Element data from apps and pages

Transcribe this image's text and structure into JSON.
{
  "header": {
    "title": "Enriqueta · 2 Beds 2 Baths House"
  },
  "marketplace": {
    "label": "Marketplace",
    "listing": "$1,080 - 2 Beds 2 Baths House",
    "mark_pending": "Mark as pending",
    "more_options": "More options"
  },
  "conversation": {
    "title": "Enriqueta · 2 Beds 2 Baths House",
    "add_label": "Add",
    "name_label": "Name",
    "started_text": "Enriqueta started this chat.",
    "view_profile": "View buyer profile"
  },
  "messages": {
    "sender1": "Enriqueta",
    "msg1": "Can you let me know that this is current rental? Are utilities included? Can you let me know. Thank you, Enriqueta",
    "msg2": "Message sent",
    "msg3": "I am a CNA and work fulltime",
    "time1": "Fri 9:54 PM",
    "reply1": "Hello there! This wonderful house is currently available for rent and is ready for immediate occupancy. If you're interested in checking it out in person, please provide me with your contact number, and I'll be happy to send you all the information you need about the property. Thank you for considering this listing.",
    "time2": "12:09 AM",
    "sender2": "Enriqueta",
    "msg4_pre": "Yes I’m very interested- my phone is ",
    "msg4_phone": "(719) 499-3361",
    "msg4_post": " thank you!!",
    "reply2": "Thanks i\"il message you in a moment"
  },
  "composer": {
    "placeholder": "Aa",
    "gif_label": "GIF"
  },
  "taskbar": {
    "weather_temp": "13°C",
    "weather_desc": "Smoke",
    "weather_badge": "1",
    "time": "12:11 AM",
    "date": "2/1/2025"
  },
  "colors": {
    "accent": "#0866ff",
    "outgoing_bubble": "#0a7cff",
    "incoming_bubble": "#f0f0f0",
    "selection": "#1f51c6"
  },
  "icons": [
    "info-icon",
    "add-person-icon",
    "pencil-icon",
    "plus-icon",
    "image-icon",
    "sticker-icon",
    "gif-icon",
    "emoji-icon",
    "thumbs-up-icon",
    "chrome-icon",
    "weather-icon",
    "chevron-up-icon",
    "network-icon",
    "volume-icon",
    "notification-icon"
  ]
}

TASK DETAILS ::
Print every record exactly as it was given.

EXPECTED ANSWER ::
Transcribe this image's text and structure into JSON.
{
  "header": {
    "title": "Enriqueta · 2 Beds 2 Baths House"
  },
  "marketplace": {
    "label": "Marketplace",
    "listing": "$1,080 - 2 Beds 2 Baths House",
    "mark_pending": "Mark as pending",
    "more_options": "More options"
  },
  "conversation": {
    "title": "Enriqueta · 2 Beds 2 Baths House",
    "add_label": "Add",
    "name_label": "Name",
    "started_text": "Enriqueta started this chat.",
    "view_profile": "View buyer profile"
  },
  "messages": {
    "sender1": "Enriqueta",
    "msg1": "Can you let me know that this is current rental? Are utilities included? Can you let me know. Thank you, Enriqueta",
    "msg2": "Message sent",
    "msg3": "I am a CNA and work fulltime",
    "time1": "Fri 9:54 PM",
    "reply1": "Hello there! This wonderful house is currently available for rent and is ready for immediate occupancy. If you're interested in checking it out in person, please provide me with your contact number, and I'll be happy to send you all the information you need about the property. Thank you for considering this listing.",
    "time2": "12:09 AM",
    "sender2": "Enriqueta",
    "msg4_pre": "Yes I’m very interested- my phone is ",
    "msg4_phone": "(719) 499-3361",
    "msg4_post": " thank you!!",
    "reply2": "Thanks i\"il message you in a moment"
  },
  "composer": {
    "placeholder": "Aa",
    "gif_label": "GIF"
  },
  "taskbar": {
    "weather_temp": "13°C",
    "weather_desc": "Smoke",
    "weather_badge": "1",
    "time": "12:11 AM",
    "date": "2/1/2025"
  },
  "colors": {
    "accent": "#0866ff",
    "outgoing_bubble": "#0a7cff",
    "incoming_bubble": "#f0f0f0",
    "selection": "#1f51c6"
  },
  "icons": [
    "info-icon",
    "add-person-icon",
    "pencil-icon",
    "plus-icon",
    "image-icon",
    "sticker-icon",
    "gif-icon",
    "emoji-icon",
    "thumbs-up-icon",
    "chrome-icon",
    "weather-icon",
    "chevron-up-icon",
    "network-icon",
    "volume-icon",
    "notification-icon"
  ]
}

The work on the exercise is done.